For now, we can only speculate what happened to the missing funds. But one thing is sure: he wasn’t spending it on clothes. Or beds. Beanbags, maybe.
Opinion – Red Flags
As the crypto world reels in shock from the whole fiasco, disaster, calamity (whatever adjective you chose to go with, there are many) widespread 20/20 hindsight is abound. There were staggering red flags, but people chose to ignore them. Why, and how?
Some extremely clever people, well-versed in all things crypto, chose to invest in SBF. These people are famed for "due diligence" and are not prone to investing without caution. It seems that they exercised none of these traits, however, and simply threw money at an apparent genius, believing he would come good.
But again… Why?
Surely SBF’s quirky genius branding couldn’t fool some of the sharpest investors in the world purely because he drives an old Corolla?
Did his shaggy image really hold so much stock with Binance? Did Temasek throw $210 million at SBF simply because he seemed like an eccentric crypto sage?
Surely Softbank, with its presumably vast due diligence department, didn’t look at SBF’s sage-like qualities and say, “yeah, the guy is a genius. I’m sure it will all work out. Believe everything he says.”
It appears that’s exactly what they did. It’s hard to imagine that his image alone would carry such unique weight, but we can only assume that he appeared to most people as a once-in-a-lifetime crypto prodigy, and the investors themselves threw caution to the wind, owing to a trait usually reserved for amateurishly naïve investors. FOMO.
FOMO, it seems, can strike even the most astute investors. SBF created a genius image, reinforced it with his incredibly unique appearance, and some of the world’s leading investors were hoodwinked; deeming it unnecessary to investigate the books properly. There really is no other conclusion to arrive at.
The New York Times reported, during the first few days of the collapse, that SBF commonly shut down any attempts at investor due diligence during meetings by saying, “FTX is my company, and I plan to run it with little oversight. Investors should “support me and observe.”
One of the main investors, Sequoia, mentioned in a previous and now deleted article (but you can see it here) that its partners were not just impressed with SBFs vision but also his quirky nature – referencing one incident in which SBF was playing League of legends during a Zoom meeting with them.
It beggars belief, doesn’t it?
So. What lesson to take from this? Well, it’s two-fold. Firstly as an investor, extreme due diligence is essential and a prerequisite. Dig, and dig very deep, at all times. Don’t be blinded by anything other than common sense reasoning, books, and balance sheets. Everything else is irrelevant, including sentiment.

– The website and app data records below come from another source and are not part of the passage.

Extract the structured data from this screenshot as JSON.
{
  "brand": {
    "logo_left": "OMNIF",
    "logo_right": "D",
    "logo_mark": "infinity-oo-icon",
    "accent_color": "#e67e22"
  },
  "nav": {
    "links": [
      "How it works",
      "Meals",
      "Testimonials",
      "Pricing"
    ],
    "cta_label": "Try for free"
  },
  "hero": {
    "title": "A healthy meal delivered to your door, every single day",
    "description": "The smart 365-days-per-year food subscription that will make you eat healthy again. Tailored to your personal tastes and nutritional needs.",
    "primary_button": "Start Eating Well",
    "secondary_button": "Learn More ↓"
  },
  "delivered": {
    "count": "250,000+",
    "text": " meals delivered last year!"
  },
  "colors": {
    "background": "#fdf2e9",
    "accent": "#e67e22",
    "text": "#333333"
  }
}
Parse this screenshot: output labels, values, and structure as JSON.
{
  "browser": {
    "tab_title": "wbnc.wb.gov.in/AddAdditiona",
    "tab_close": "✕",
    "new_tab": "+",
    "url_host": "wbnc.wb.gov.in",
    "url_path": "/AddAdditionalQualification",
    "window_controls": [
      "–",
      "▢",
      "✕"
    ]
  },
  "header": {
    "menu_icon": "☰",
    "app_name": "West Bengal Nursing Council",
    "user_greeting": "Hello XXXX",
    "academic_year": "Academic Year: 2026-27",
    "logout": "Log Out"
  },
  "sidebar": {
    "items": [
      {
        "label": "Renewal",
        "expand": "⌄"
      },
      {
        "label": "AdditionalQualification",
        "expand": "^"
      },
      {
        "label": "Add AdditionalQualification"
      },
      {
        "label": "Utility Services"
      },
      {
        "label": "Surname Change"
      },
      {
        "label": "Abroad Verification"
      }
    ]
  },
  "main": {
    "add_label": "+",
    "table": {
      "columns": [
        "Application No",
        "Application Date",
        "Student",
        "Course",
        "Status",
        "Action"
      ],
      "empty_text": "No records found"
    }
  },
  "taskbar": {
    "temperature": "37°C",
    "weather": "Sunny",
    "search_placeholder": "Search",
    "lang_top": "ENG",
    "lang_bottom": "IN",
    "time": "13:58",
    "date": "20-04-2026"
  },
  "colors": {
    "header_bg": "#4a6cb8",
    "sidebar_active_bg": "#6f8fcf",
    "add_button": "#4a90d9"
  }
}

Secondly, what lesson to take as a startup looking for investors? I am a little shell-shocked at the moment, and as a result, my advice might not be the most earnest, but all I can think of is this:
Dress like a bum, drive an old Corolla and sleep in a bean bag. That’s all you need to pull in nine figure investors, apparently. If you have a Nintendo, take it along to any investor meetings, and play it with your feet up on the meeting room desk.
I have an old sweatshirt with a rather stubborn curry stain caked in – you can borrow it if you like.